Friday night in North Bay, Ont. The blonde behind the bar is talking up patrons on tax policy.
They aren’t sure who she is or why she’s here; 15 minutes ago, they’d never heard her name. But they are riveted and, for that matter, so is she: Her politely agitated handlers need to pry her away to scrum outside the pub.
“Can you get her to come back?” schoolteacher and pub-goer Val Spivey asks. “We want to ask about her education policy.”
This is what Andrea Horwath does.
Like most politicians, she knows the value of a thousand-megawatt smile. Unlike most politicians, she learned it waiting tables in Hamilton’s bars and restaurants, paying her way through an undergraduate degree at McMaster University.
“You have to connect with people – you have to have a good rapport. Because that’s how you get better tips, right? But ever since, that’s been part of who I am.”
This compulsion to connect is her greatest political asset, and she knows it. “People wanted to do things for Andrea,” is how long-time political ally Wayne Marston puts it. The question now is whether she can compel millions of people to vote for her.
She grew up the second-oldest of four children in Stoney Creek, where she remembers walking her younger brothers to hockey practice and sitting wedged between siblings on long drives in the back seat of the family’s Ford LTD.
Her father, Slovak immigrant Andrew Horwath, worked the lines at Ford Motor Co.'s Oakville plant. His namesake daughter was raised on a steady diet of organized-labour culture. She pored over pamphlets, attended union picnics at Crystal Beach and soaked up her dad’s gossip about who was causing trouble.
“I was interested in it; he was interested in sharing,” she says. “I never saw it as a career opportunity.”
But at McMaster, she found herself drawn to labour studies rather than her original major, human resources. After graduation, almost despite herself, she was working in literacy training, legal-aid advocacy and “community organization” – a fuzzy term that, in Ms. Horwath’s case, often meant going indignantly to bat for people no one else would go to bat for.
She didn’t mince words then, and she doesn’t now. This is, after all, the politician who looked askance at reporters asking in June why she wasn’t releasing her party’s whole platform.
“Look, I'm a woman,” Ms. Horwath shot back at the time. “I know you don't give it all up at once.”
In 1996, she was a newbie activist when she and Mr. Marston, then with Hamilton’s Labour Council, helmed one of the largest demonstrations in Canada’s history. About 100,000 people converged on Hamilton for two “Days of Action” to protest Mike Harris’s budget cuts.

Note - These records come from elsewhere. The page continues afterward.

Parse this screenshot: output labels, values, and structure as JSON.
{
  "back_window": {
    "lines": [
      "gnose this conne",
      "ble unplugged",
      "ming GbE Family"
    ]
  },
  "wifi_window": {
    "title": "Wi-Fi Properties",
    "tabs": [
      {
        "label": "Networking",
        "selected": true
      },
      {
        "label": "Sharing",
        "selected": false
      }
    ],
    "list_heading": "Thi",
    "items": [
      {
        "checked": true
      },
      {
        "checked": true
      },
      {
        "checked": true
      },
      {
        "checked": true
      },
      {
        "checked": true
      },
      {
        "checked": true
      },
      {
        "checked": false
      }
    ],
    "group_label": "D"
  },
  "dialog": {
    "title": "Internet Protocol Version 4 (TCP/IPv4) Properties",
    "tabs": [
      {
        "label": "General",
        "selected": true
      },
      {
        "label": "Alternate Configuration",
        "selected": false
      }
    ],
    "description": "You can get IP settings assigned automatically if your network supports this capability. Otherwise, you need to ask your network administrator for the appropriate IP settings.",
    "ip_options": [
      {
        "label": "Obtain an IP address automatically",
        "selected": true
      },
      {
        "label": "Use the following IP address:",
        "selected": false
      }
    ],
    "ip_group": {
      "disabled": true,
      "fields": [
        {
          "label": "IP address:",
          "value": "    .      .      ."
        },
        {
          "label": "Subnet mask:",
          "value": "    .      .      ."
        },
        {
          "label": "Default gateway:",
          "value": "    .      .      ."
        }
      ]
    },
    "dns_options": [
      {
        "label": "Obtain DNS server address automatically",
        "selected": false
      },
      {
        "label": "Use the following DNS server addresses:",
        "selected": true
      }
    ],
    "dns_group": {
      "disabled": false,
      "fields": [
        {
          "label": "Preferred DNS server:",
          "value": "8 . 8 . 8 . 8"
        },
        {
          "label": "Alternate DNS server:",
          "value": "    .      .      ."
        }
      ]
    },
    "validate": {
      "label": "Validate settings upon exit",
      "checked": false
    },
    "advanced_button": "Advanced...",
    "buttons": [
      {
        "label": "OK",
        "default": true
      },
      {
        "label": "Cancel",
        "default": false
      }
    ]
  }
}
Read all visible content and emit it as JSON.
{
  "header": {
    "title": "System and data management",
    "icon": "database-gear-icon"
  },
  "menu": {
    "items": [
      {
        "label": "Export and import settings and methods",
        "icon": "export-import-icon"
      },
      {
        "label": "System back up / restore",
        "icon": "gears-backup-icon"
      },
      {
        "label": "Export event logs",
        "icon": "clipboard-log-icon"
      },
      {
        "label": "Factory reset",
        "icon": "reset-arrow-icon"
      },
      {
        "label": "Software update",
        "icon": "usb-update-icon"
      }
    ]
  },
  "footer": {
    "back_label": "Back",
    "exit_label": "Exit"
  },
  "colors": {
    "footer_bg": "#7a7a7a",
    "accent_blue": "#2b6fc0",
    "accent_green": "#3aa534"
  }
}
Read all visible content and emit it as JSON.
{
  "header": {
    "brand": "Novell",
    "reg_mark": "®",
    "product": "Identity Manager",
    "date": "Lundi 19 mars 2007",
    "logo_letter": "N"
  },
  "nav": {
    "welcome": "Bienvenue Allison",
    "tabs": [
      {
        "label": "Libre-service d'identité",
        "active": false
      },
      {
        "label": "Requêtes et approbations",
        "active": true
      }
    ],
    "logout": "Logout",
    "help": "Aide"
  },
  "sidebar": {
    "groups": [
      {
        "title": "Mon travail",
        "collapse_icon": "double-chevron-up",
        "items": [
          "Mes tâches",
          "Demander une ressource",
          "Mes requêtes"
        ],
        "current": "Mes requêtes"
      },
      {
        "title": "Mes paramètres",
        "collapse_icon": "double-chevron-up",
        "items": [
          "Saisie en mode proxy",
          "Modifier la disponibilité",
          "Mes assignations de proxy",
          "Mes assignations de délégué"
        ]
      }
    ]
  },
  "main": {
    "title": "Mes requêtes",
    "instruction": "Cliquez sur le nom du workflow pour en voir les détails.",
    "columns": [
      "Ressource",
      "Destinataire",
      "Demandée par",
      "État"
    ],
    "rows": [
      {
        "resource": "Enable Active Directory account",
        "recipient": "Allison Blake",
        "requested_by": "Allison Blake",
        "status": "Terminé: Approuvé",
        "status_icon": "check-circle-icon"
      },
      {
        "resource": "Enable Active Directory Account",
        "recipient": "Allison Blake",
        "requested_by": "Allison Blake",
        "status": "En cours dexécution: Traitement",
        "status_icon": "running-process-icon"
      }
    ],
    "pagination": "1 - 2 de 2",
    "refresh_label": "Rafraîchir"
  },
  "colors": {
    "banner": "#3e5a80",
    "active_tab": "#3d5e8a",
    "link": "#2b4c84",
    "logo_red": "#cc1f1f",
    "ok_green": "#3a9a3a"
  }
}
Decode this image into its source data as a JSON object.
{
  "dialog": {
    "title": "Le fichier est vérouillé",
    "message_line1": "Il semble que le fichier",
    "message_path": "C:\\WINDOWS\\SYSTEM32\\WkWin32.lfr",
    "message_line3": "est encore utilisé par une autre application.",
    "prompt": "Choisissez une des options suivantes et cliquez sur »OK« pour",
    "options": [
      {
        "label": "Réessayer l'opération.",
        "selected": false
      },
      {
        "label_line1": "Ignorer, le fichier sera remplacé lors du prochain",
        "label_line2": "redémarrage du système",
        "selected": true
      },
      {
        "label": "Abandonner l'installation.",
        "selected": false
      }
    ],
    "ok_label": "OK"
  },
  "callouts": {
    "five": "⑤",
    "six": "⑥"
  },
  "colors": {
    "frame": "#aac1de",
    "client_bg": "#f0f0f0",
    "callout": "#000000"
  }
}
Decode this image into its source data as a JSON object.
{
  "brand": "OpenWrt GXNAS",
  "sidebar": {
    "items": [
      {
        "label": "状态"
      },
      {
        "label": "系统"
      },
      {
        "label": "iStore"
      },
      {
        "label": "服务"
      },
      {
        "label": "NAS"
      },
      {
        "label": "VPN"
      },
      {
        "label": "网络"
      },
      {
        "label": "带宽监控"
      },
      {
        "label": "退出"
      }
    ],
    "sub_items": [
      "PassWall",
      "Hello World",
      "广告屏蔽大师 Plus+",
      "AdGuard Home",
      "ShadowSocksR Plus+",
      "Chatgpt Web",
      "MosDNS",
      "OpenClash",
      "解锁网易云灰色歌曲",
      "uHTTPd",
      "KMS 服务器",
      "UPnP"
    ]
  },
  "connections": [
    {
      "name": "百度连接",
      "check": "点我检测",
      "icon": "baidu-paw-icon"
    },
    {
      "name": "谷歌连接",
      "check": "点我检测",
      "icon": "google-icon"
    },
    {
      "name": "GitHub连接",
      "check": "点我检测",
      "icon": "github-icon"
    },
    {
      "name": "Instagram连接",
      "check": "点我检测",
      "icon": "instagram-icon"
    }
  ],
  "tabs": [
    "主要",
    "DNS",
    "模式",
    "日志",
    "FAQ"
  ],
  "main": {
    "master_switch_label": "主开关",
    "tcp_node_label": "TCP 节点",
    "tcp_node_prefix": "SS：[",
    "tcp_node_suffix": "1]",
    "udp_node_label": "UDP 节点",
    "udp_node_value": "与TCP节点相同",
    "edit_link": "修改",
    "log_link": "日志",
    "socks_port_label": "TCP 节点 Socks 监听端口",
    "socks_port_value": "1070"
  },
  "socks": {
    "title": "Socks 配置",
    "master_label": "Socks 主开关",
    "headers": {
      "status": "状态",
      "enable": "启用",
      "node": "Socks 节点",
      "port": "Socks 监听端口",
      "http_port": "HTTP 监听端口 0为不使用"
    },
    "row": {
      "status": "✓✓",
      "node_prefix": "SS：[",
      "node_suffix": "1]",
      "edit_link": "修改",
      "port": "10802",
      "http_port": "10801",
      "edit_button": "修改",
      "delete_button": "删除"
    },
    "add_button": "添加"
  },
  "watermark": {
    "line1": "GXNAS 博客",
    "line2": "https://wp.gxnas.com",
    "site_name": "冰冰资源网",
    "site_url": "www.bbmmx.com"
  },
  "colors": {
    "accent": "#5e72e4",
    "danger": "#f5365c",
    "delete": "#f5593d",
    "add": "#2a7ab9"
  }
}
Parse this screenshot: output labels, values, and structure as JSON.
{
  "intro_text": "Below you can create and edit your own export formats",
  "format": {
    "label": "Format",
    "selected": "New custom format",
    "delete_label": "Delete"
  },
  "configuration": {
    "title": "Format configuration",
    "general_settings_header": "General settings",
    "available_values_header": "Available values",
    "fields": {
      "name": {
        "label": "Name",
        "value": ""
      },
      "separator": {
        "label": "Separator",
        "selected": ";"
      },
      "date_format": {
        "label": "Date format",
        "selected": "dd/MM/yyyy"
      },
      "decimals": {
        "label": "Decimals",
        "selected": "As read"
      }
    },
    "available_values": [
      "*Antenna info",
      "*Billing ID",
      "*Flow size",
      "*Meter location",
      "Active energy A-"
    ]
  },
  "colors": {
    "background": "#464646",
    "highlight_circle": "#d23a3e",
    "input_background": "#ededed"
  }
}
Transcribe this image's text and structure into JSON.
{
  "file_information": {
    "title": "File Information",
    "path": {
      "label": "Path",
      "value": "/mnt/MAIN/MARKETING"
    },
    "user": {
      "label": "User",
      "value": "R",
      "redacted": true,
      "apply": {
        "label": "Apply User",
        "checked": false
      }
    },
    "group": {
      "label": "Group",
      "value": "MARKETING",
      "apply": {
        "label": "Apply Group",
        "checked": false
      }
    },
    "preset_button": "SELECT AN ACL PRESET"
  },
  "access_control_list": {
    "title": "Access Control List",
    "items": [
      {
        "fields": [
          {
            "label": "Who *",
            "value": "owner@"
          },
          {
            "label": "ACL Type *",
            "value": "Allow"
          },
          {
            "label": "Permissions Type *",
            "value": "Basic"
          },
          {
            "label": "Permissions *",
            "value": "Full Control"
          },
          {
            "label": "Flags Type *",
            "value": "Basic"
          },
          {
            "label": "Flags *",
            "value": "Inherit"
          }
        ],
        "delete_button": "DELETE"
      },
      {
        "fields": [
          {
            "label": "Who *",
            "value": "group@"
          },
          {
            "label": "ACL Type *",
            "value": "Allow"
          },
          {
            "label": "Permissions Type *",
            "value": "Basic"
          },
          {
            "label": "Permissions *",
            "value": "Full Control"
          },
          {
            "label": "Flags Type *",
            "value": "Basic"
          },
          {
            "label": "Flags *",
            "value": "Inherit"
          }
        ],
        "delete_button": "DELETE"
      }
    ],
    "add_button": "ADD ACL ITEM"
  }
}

“Because of the ‘action days,’ people stopped and looked at Andrea,” Mr. Marston says. He was convinced his compatriot was destined for political leadership. “For years,” the NDP MP says, “I said Andrea would be the next premier of Ontario.”
It wasn’t long afterwards that she was nudged into politics, placing second in a federal race and then winning a seat on city council in 1997. Maybe the only person more surprised than Ms. Horwath at her electoral entry was her dad.
“He said, ‘Oh, honey. Are you sure?’ ” she remembers. “I think he knew, more than I did, what I was getting into.”
What awaited her was a bare-knuckled city council and a gritty downtown ward she’d vowed to rejuvenate.
Ron Corsini, who was elected as a rookie alderman to the same ward as Ms. Horwath, remembers a tenacious councillor who put in masochistic hours, obliging him to do the same to keep up. “Andrea is a tough cookie. Extremely tough. … And at the end of the day, if all the guys were going out for a beer, she would come, too. She wouldn’t want to miss anything.”
What she remembers, though, is feeling out of her element and, at first, overcome with self-doubt.
“I sat at my desk and thought, ‘Why the heck did I do this? Have I ruined my life? Have I made a huge mistake?’… I was worried I wouldn’t be able to keep that connection with people.”
Fourteen years, two provincial elections and a leadership race later, that anxiety still hasn’t dissipated entirely – and it’s influenced her campaign. “When we talked about how we were going to deal with the tour, I said, ‘Give me lots of chances to connect with people … even people who might not be New Democrats,’ ” she says. “They might not support us, they might be voting somewhere else. It doesn’t bother me. I’d rather have the conversation.”
She says the hardest thing about sitting in the leadership chair the last 2½ years is not getting home enough. In contrast to the Christmas-card-perfect public faces of some political broods, Ms. Horwath has endeavoured to keep her family out of the limelight. For months she kept her separation from her long-time partner, Ben Leonetti, from the public. And while her 18-year-old son, Julian, and other relatives come up often in her speeches, they rarely make campaign appearances.
Ms. Horwath’s challenge now is to make good on the most momentum Ontario’s NDP has seen since the 1990s. Its federal counterpart’s success in May – and goodwill following Jack Layton’s death – has helped. But it won’t be enough to carry the party through Oct. 6. She has to make sure that her gift for one-on-one connections translates into a provincial vision. And she’s gambling on a slate of populist platforms that depart from the NDP’s traditional progressive stance.
Mr. Corsini, himself a former Progressive Conservative now working for the Liberal candidate in Hamilton Mountain, is watching closely.
“I don’t hear the rhetoric I heard before from Andrea, about unions and labour. … Now she’s trying to appeal to a much wider spectrum of the province. Because she has to,” he said.
“Now, people who would never have voted NDP are saying, ‘Yeah. … She’s not as left as I thought.’ ”